  • “That is driving very, very strong demand to the point where the ports are really not able to meet all the demand and we get bottlenecks.”

What to watch: Customer inventories are “too low” and order backlogs are continuing at record-highs as of April, according to the Institute for Supply Management.

  • Respondents to ISM's monthly survey noted that they have never seen anything like these extended lead times and rising prices in 35 years, that market capacity is oversold, and that demand will continue to strengthen, leading to more disruptions.
  • If more savings from stimulus checks turn into disposable income, retailers may find it opportune to play with prices, passing on higher shipping and logistics costs.

Go deeper

Dion Rabouin, author of Markets
May 5, 2021 - Economy & Business

The new housing bubble

Illustration: Aïda Amer/Axios

Today's mortgage market is much more regulated and has much stronger fundamentals than during the housing bubble of the mid-aughts, but it's not a story that's as simple as rising demand and low supply.

What's happening: Unlike the environment ahead of the 2008 crash, housing prices are not being driven higher by a raft of underqualified borrowers getting mortgages they can't afford from unscrupulous banks.

Tina Reed, author of Vitals
May 5, 2021 - Health

Pfizer posts crazy good quarter with major assist from COVID vaccines

Pfizer vaccine bottles are pictured at a COVID-19 vaccine administration center on May 4 in Italy. That same day, Pfizer reported a 42% year over year increase in revenue, a jump driven largely by the vaccine. Photo: by Donato Fasano/Getty Images

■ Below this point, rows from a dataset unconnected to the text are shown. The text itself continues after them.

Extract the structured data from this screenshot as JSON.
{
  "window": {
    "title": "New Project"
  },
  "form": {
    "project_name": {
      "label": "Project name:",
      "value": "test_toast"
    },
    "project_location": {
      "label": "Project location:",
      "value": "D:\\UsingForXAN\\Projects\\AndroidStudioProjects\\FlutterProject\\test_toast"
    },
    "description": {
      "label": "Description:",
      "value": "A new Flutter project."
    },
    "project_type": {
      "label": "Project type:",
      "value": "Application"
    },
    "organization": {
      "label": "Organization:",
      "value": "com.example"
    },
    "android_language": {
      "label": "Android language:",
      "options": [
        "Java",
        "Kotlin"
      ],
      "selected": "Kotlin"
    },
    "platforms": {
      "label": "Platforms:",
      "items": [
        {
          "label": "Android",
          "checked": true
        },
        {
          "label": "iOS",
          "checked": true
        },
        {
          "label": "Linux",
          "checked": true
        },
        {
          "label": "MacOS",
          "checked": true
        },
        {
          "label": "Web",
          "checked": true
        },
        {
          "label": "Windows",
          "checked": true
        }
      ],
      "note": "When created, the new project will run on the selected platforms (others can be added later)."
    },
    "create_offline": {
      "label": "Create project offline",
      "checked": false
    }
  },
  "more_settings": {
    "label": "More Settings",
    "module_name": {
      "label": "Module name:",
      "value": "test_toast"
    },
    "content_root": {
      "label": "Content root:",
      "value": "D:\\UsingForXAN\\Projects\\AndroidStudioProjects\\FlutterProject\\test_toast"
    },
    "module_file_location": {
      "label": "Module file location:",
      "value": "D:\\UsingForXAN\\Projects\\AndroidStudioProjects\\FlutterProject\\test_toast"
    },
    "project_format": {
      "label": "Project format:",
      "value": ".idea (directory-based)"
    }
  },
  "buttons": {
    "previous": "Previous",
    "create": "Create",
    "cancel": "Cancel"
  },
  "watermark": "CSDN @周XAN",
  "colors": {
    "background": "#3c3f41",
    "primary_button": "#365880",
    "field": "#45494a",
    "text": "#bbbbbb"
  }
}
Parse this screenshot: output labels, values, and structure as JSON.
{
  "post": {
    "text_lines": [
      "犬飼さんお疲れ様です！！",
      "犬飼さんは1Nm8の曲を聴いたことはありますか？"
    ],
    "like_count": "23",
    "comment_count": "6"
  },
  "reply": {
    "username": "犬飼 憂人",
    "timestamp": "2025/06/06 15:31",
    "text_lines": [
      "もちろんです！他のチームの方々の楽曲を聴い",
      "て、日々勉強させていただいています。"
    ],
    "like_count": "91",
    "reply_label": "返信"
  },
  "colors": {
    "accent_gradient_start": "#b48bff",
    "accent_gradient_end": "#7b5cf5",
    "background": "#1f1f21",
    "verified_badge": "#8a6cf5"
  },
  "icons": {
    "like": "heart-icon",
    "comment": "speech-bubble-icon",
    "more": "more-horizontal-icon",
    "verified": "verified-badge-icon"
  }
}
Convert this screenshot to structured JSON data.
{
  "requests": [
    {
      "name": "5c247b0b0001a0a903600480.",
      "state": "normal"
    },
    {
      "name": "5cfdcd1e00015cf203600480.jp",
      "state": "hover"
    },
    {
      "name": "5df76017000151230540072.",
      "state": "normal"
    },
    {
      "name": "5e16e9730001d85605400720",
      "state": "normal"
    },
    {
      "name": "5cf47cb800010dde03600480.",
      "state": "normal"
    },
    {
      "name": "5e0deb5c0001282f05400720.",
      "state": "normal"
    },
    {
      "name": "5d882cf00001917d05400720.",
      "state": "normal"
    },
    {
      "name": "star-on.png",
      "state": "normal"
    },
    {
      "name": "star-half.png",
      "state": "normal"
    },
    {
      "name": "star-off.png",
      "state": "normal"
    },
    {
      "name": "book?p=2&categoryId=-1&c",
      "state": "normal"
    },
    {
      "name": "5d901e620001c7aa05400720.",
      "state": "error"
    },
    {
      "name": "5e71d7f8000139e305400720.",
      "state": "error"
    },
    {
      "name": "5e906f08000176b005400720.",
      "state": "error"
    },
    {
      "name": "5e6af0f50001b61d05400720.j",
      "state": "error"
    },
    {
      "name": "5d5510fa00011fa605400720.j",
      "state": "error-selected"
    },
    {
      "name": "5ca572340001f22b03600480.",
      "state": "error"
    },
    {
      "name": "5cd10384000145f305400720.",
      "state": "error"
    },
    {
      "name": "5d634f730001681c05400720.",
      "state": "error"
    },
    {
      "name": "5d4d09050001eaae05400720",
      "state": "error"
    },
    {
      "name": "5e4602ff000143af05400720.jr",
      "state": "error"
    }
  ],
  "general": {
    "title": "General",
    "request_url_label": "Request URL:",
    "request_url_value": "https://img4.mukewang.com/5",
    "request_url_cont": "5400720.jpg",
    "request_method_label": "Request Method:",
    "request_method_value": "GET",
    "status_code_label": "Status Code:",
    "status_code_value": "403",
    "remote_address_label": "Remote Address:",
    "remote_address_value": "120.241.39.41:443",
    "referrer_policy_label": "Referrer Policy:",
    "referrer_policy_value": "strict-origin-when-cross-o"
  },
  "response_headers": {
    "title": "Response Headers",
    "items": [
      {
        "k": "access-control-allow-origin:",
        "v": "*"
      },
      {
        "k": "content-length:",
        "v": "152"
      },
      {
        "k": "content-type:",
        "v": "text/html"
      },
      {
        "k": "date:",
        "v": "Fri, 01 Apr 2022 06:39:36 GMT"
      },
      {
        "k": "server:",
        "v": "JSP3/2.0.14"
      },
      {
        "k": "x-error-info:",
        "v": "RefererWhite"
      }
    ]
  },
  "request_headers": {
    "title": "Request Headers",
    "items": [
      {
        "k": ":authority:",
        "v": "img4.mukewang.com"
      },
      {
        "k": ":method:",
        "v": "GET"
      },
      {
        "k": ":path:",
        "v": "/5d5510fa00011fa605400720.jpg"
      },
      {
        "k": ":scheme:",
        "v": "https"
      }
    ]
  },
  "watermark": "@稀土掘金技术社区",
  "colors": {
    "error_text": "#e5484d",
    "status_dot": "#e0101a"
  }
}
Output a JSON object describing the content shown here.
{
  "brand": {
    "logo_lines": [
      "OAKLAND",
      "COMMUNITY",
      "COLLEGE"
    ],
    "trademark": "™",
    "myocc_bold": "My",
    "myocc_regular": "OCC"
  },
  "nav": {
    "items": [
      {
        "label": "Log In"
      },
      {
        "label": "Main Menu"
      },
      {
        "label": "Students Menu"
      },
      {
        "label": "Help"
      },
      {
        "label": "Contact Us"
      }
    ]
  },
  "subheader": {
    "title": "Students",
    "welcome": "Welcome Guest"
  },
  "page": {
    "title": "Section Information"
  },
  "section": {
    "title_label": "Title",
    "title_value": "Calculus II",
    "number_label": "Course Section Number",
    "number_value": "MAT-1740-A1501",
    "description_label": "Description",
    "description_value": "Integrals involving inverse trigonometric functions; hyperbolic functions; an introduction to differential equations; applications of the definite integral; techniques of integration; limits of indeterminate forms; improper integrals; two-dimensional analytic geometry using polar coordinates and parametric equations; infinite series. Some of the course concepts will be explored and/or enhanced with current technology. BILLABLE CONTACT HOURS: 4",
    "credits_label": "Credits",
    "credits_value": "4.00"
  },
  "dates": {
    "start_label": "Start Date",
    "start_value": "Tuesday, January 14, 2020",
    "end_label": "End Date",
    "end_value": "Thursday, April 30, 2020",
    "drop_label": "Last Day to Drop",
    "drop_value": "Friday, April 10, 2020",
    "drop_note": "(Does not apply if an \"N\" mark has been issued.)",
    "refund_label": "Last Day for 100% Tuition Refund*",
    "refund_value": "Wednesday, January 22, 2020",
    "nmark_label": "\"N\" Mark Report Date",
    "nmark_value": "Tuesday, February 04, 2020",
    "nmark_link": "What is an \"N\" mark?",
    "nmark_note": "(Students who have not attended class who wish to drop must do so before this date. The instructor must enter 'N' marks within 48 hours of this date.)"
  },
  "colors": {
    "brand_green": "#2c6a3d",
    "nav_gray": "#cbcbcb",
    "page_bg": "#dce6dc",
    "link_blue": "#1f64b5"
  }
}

Pfizer reported a super strong first quarter, saying it now expects about $26 billion in sales for its COVID-19 vaccine this year. That's up from an earlier projection of about $15 billion.

The big picture: That anticipated windfall comes as the Biden administration announced more ambitious U.S. vaccine goals and the world scrambles to get access to shots.

Tech's war for your wrist

Illustration: Sarah Grillo/Axios

Tech's biggest companies are ramping up competition for the real estate between your hand and your elbow.

The big picture: The next big hardware platform after the smartphone will likely involve devices for your eyes, your ears and your wrists.